BEGIN Given entries

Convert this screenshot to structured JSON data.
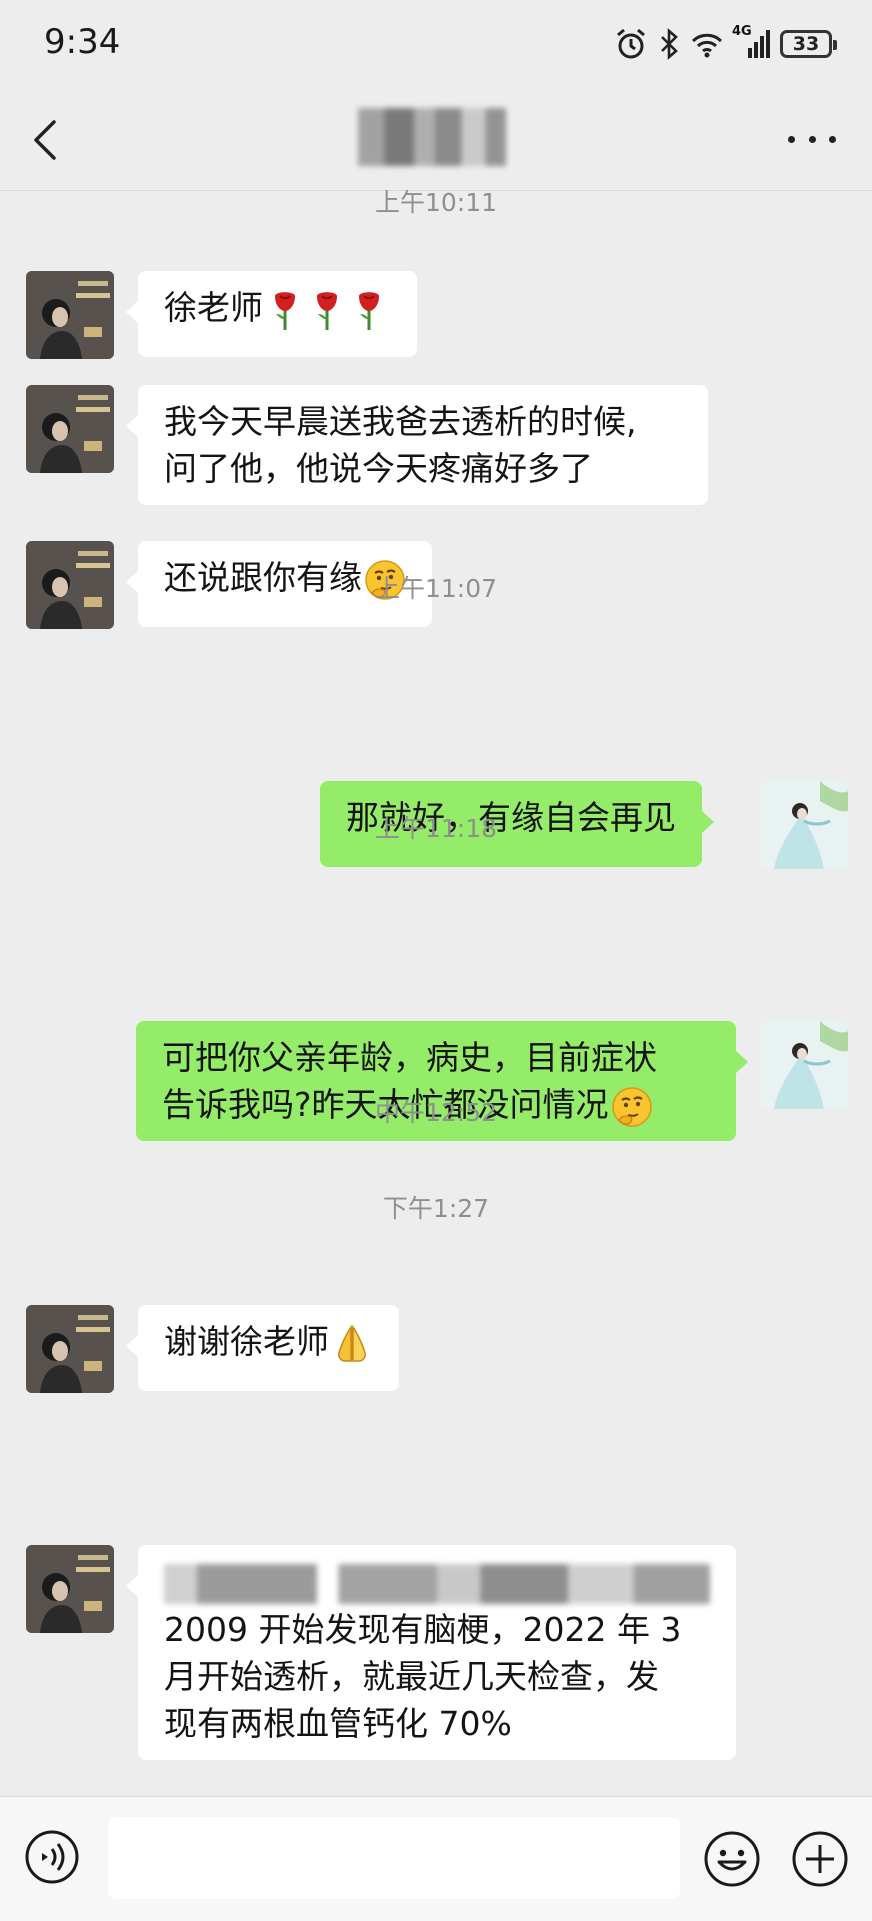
{
  "status_bar": {
    "time": "9:34",
    "network": "4G",
    "battery": "33"
  },
  "nav": {
    "back_icon": "chevron-left-icon",
    "more_icon": "more-dots-icon"
  },
  "messages": [
    {
      "type": "time",
      "text": "上午10:11"
    },
    {
      "type": "in",
      "text": "徐老师",
      "emoji": "rose"
    },
    {
      "type": "in",
      "line1": "我今天早晨送我爸去透析的时候,",
      "line2": "问了他，他说今天疼痛好多了"
    },
    {
      "type": "in",
      "text": "还说跟你有缘",
      "emoji": "thinking"
    },
    {
      "type": "time",
      "text": "上午11:07"
    },
    {
      "type": "out",
      "text": "那就好，有缘自会再见"
    },
    {
      "type": "time",
      "text": "上午11:18"
    },
    {
      "type": "out",
      "line1": "可把你父亲年龄，病史，目前症状",
      "line2": "告诉我吗?昨天太忙都没问情况",
      "emoji": "thinking"
    },
    {
      "type": "time",
      "text": "中午12:52"
    },
    {
      "type": "in",
      "text": "谢谢徐老师",
      "emoji": "folded-hands"
    },
    {
      "type": "time",
      "text": "下午1:27"
    },
    {
      "type": "in",
      "line1": "2009 开始发现有脑梗，2022 年 3",
      "line2": "月开始透析，就最近几天检查，发",
      "line3": "现有两根血管钙化 70%"
    }
  ],
  "input": {
    "placeholder": ""
  }
}
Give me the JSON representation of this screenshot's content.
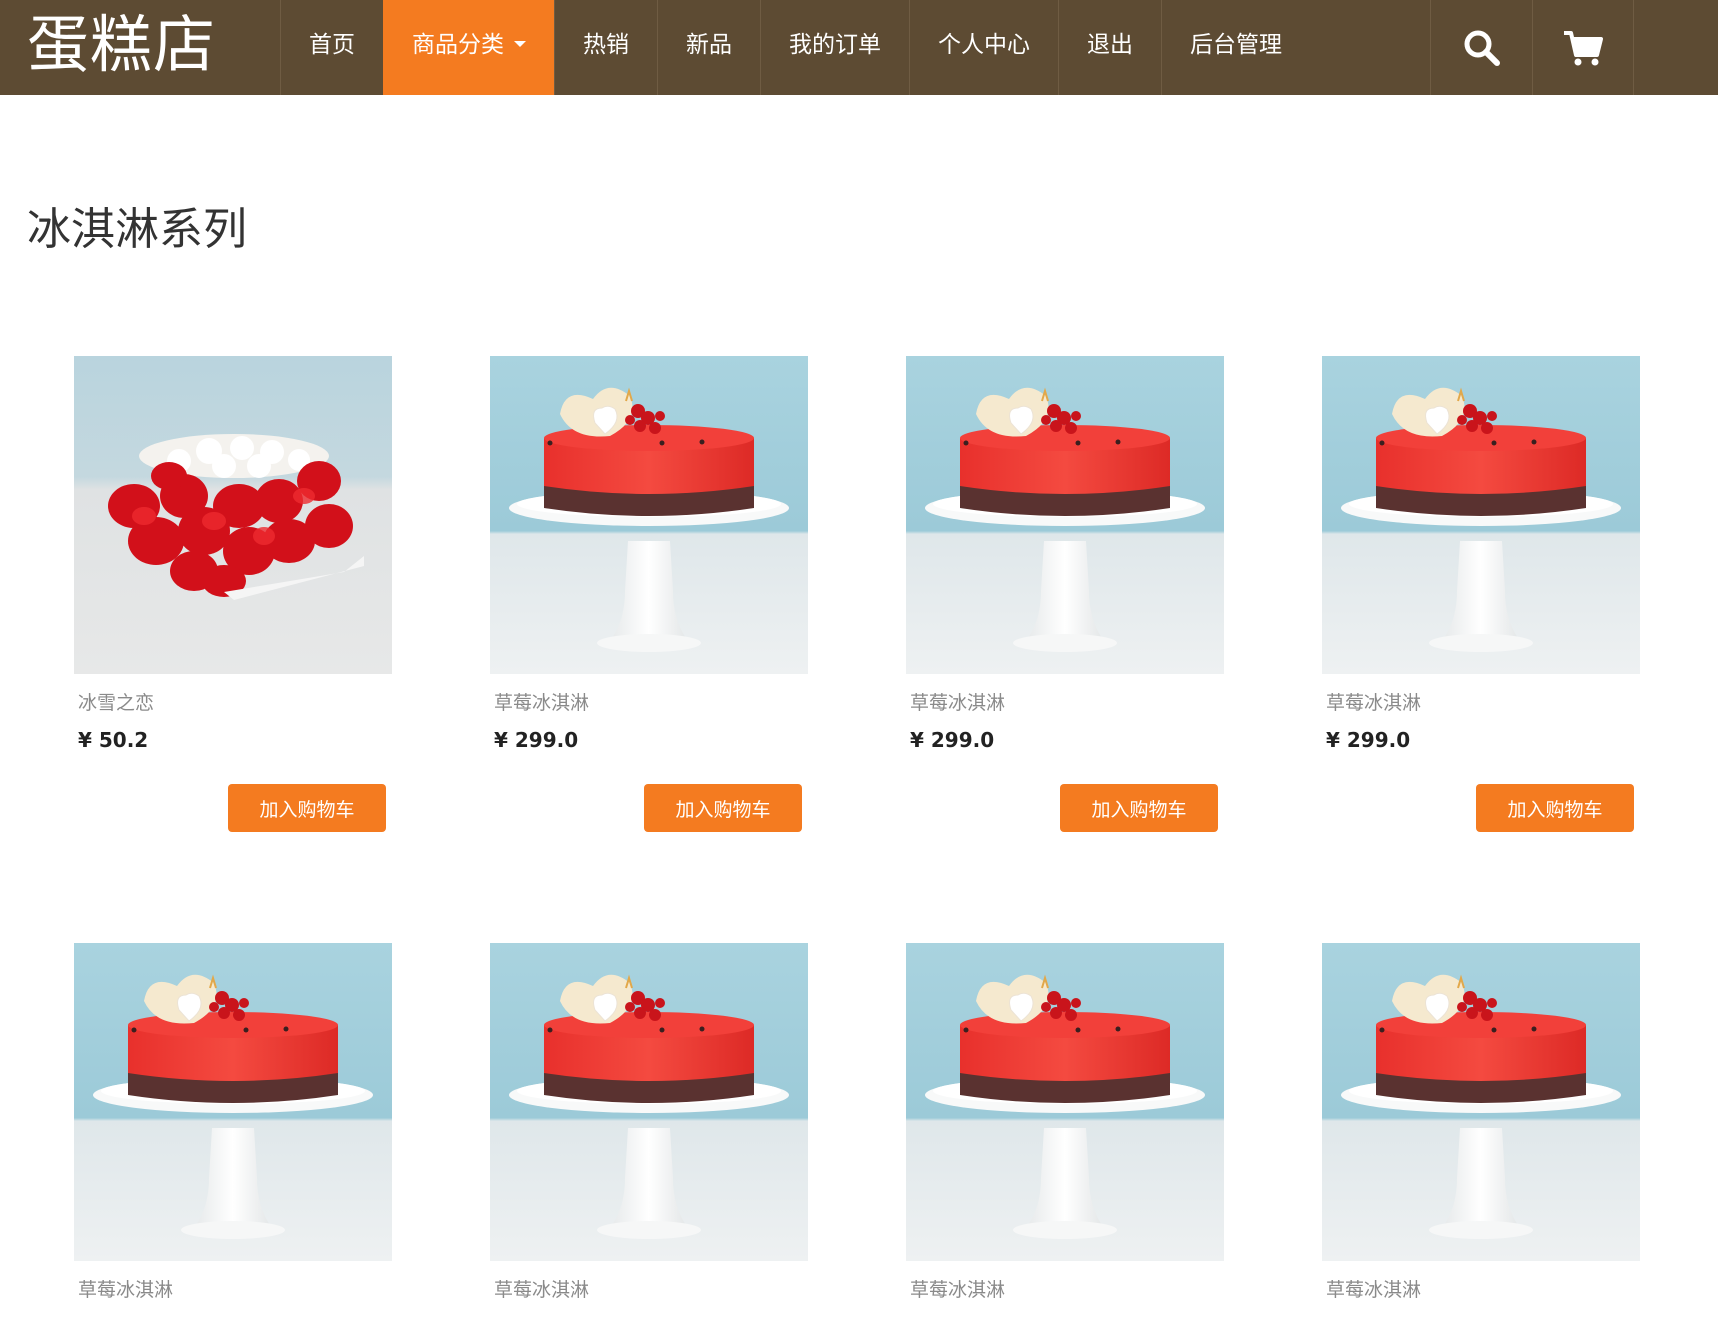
{
  "brand": "蛋糕店",
  "nav": {
    "items": [
      "首页",
      "商品分类",
      "热销",
      "新品",
      "我的订单",
      "个人中心",
      "退出",
      "后台管理"
    ],
    "active_item": "商品分类",
    "tools": [
      "search-icon",
      "cart-icon"
    ]
  },
  "colors": {
    "navbar": "#5d4b33",
    "accent": "#f47b20"
  },
  "section_title": "冰淇淋系列",
  "products": [
    {
      "name": "冰雪之恋",
      "price": "¥ 50.2",
      "button": "加入购物车",
      "image": "rose-petal-cake"
    },
    {
      "name": "草莓冰淇淋",
      "price": "¥ 299.0",
      "button": "加入购物车",
      "image": "strawberry-ice-cream-cake"
    },
    {
      "name": "草莓冰淇淋",
      "price": "¥ 299.0",
      "button": "加入购物车",
      "image": "strawberry-ice-cream-cake"
    },
    {
      "name": "草莓冰淇淋",
      "price": "¥ 299.0",
      "button": "加入购物车",
      "image": "strawberry-ice-cream-cake"
    },
    {
      "name": "草莓冰淇淋",
      "image": "strawberry-ice-cream-cake"
    },
    {
      "name": "草莓冰淇淋",
      "image": "strawberry-ice-cream-cake"
    },
    {
      "name": "草莓冰淇淋",
      "image": "strawberry-ice-cream-cake"
    },
    {
      "name": "草莓冰淇淋",
      "image": "strawberry-ice-cream-cake"
    }
  ]
}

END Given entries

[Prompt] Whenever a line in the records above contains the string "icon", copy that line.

[Expected answer]
    "back_icon": "chevron-left-icon",
    "more_icon": "more-dots-icon"
      "search-icon",
      "cart-icon"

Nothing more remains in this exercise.